In the listing below, tally the lines that hold "JSON" and report that number by itself.

───── Dataset

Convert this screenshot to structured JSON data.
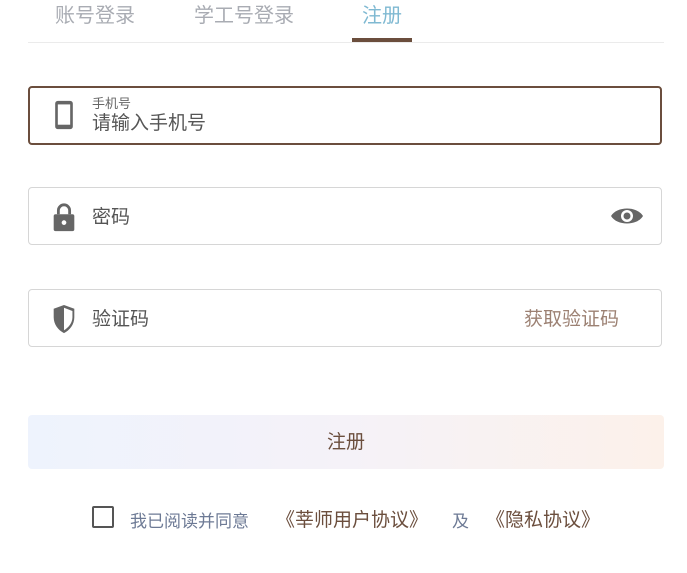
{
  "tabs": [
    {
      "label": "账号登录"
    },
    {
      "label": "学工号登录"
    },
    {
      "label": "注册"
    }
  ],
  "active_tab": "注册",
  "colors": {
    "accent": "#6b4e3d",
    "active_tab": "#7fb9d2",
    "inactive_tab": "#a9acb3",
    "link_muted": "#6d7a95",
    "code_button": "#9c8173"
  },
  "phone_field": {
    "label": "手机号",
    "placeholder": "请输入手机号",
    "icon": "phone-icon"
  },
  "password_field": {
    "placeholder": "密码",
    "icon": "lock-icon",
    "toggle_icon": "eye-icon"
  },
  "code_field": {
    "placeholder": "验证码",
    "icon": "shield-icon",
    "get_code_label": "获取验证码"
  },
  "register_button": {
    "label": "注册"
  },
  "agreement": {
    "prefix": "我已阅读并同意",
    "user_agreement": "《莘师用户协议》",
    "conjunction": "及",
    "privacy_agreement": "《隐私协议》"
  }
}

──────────
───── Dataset

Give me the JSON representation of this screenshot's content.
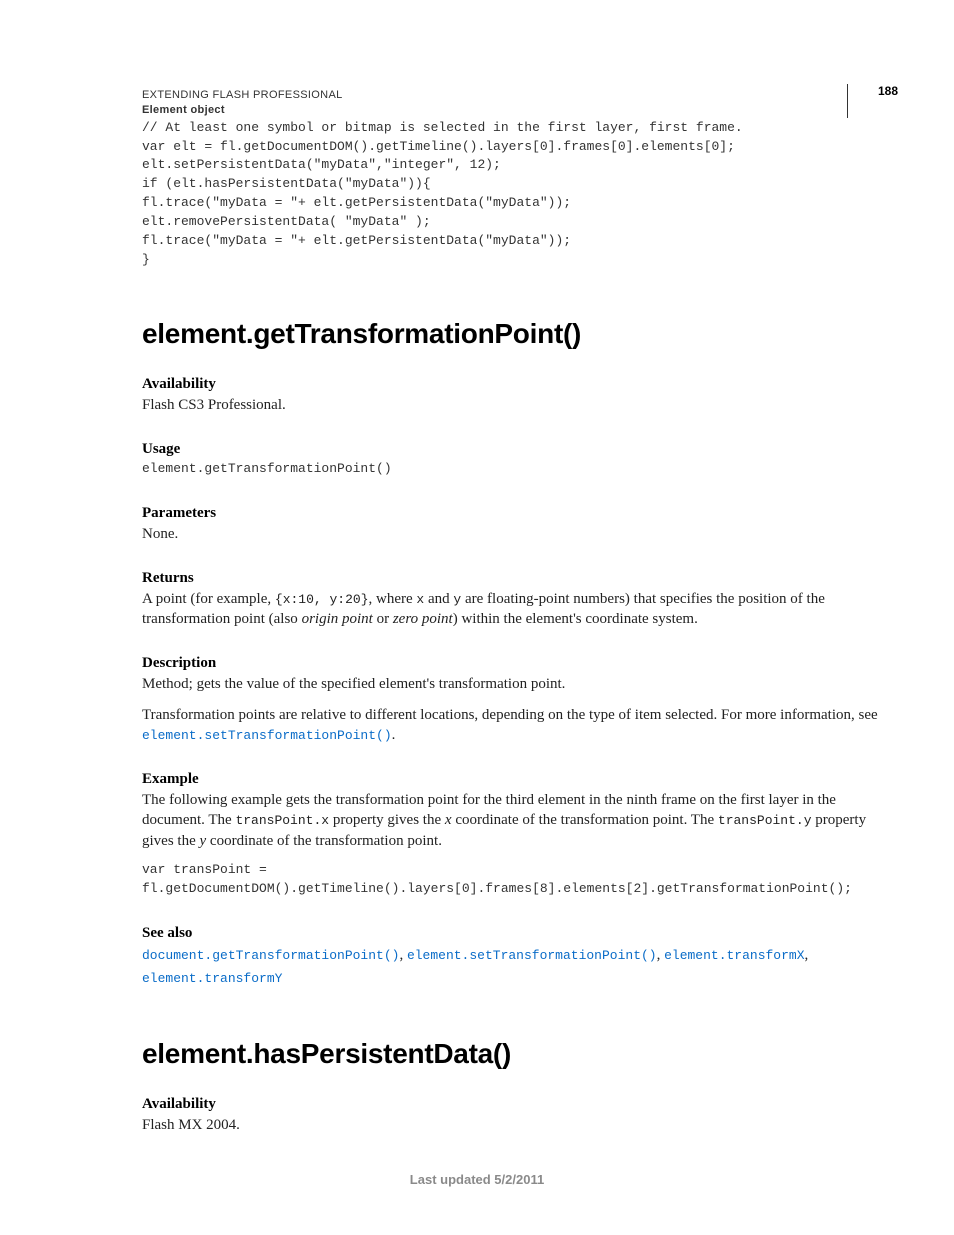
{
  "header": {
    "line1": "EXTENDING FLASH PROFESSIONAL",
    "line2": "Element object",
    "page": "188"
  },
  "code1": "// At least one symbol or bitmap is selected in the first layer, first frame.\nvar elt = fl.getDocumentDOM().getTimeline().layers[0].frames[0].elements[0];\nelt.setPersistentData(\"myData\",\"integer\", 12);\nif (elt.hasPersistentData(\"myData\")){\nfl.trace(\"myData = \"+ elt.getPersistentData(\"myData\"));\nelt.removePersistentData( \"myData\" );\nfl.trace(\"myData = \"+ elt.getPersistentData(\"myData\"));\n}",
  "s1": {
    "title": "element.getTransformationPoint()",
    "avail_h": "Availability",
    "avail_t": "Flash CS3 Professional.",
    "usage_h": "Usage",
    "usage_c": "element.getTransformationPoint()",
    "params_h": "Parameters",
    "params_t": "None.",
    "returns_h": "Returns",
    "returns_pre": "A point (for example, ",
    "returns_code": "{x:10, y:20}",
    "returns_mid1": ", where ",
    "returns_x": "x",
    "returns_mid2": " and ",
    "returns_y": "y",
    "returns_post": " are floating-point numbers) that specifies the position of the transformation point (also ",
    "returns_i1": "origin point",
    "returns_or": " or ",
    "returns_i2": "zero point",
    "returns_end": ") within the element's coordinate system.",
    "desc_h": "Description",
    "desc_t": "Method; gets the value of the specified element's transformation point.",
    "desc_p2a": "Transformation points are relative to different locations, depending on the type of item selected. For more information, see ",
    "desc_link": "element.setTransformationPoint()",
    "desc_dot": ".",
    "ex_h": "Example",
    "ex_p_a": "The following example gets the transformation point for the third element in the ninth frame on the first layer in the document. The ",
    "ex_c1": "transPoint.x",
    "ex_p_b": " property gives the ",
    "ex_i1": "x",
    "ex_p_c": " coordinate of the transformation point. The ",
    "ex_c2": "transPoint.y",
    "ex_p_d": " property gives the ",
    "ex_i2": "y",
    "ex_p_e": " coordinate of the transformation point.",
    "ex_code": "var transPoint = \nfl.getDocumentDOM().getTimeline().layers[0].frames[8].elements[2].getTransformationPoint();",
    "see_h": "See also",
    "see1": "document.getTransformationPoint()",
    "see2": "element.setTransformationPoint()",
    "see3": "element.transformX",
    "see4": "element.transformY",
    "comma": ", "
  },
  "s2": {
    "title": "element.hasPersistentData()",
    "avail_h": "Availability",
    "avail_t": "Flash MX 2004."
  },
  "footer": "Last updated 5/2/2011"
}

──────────

**Exercise output**
2